The structure and binding of thiol molecular linkers to gold surfaces and nanoparticles is central to the understanding of the electronic properties of self-assembled monolayers and, of relevance to recent studies, to nanoscale assemblages consisting of molecular wires and metal nanoparticles. The study of mono-molecular electron transport generally requires consideration of bonding with irregular metallic contacts or poorly defined surfaces such as break junctions, electromigration generated gaps, and scanning probe microscopy tips. These structures can locally bear a closer resemblance to atomic clusters, as compared to neat metallic surfaces. It has also emerged that the prediction and understanding of the electronic transport properties for molecular wires and nanoscale assemblies requires detailed knowledge of thiolate-gold cluster interactions. Recent debate has focused on the nature of the thiolate bonding to surfaces, and the effect of disordering and distortion in gold cluster structures on thiolate bonding. We apply density functional theory methods to study the interactions of two thiols-methanethiol and benzenethiol-with Au13, a gold "magic" number cluster. Our study emphasizes the effects of thiolate bonding on the electronic structure of the linker molecule and gold cluster. We find significant local distortion of the gold cluster upon bonding to a thiol group, resulting in modifications to the electronic structure of the complex. Consideration of a finite gold cluster avoids many of the issues related to thiolate bonding on gold surfaces, and allows us to assess the impact of bonding to gold nanoparticles in terms of electronic structure. We discuss our findings in relation to electron transport properties in self-assembled systems.

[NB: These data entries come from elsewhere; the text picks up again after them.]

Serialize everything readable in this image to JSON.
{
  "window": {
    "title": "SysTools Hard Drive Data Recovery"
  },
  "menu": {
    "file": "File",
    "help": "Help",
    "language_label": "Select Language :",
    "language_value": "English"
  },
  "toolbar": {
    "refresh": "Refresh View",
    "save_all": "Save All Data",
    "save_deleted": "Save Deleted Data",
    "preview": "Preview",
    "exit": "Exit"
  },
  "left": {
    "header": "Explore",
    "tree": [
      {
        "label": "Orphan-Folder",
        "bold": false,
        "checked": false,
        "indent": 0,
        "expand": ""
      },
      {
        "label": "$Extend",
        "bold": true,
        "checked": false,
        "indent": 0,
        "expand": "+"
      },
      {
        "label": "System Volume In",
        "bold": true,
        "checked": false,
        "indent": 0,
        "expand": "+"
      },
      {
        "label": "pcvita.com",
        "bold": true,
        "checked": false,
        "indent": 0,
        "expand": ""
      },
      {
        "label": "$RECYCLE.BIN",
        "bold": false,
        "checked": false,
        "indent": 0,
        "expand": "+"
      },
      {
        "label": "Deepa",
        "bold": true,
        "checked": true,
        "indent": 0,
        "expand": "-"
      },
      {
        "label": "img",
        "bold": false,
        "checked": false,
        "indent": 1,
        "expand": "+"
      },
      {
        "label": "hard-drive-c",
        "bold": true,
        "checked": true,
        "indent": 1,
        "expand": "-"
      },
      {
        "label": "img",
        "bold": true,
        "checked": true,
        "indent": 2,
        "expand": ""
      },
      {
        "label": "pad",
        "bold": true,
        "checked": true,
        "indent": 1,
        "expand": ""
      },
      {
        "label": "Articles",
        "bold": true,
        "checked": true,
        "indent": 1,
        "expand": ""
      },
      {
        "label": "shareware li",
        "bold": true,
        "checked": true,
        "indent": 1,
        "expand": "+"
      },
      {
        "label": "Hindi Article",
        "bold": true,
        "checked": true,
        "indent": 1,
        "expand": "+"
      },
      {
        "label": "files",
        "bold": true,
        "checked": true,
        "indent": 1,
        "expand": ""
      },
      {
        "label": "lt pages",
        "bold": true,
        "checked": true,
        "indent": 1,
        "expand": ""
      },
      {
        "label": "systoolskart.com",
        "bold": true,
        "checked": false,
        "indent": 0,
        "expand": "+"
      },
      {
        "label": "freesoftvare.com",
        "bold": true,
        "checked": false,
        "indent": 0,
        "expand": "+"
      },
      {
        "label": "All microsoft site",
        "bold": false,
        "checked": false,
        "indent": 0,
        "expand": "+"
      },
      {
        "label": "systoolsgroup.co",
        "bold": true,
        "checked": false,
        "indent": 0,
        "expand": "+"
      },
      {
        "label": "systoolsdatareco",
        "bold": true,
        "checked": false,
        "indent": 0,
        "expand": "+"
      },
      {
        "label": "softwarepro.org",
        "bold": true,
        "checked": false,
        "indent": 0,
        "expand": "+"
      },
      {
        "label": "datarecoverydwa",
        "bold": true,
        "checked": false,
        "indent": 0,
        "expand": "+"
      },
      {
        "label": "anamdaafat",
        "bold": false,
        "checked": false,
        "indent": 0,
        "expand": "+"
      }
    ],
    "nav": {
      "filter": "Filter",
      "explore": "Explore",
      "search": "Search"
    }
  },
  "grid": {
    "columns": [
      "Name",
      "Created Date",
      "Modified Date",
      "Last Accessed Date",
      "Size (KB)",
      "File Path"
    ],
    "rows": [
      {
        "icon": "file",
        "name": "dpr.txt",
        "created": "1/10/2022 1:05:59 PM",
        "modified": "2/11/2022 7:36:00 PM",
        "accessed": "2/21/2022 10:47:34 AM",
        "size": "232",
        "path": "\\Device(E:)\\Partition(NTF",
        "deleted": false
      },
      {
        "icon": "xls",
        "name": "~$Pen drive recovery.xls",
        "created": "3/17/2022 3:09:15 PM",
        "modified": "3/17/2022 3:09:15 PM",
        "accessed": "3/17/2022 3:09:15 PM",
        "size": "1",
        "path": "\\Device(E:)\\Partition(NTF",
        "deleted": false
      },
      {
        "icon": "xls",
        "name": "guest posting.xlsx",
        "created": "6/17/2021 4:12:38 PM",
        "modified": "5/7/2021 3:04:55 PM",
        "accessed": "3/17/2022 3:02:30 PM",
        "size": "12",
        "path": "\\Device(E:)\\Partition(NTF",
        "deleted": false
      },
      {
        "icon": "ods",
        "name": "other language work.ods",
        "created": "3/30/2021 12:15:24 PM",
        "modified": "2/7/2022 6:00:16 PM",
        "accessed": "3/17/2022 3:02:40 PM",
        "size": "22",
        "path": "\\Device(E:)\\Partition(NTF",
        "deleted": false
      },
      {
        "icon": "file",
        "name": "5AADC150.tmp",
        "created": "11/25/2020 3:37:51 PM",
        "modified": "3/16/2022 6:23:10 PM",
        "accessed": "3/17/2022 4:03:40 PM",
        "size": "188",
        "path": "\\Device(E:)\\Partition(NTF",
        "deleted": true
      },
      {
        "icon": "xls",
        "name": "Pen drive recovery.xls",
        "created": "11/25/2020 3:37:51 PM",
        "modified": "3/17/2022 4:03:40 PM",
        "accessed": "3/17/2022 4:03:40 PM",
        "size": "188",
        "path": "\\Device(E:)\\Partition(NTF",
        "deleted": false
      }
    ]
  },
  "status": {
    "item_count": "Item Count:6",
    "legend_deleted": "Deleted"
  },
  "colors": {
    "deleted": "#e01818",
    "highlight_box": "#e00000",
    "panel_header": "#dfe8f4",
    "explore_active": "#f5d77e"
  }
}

ASJC Scopus subject areas
- Physical and Theoretical Chemistry
- Surfaces, Coatings and Films
- Materials Chemistry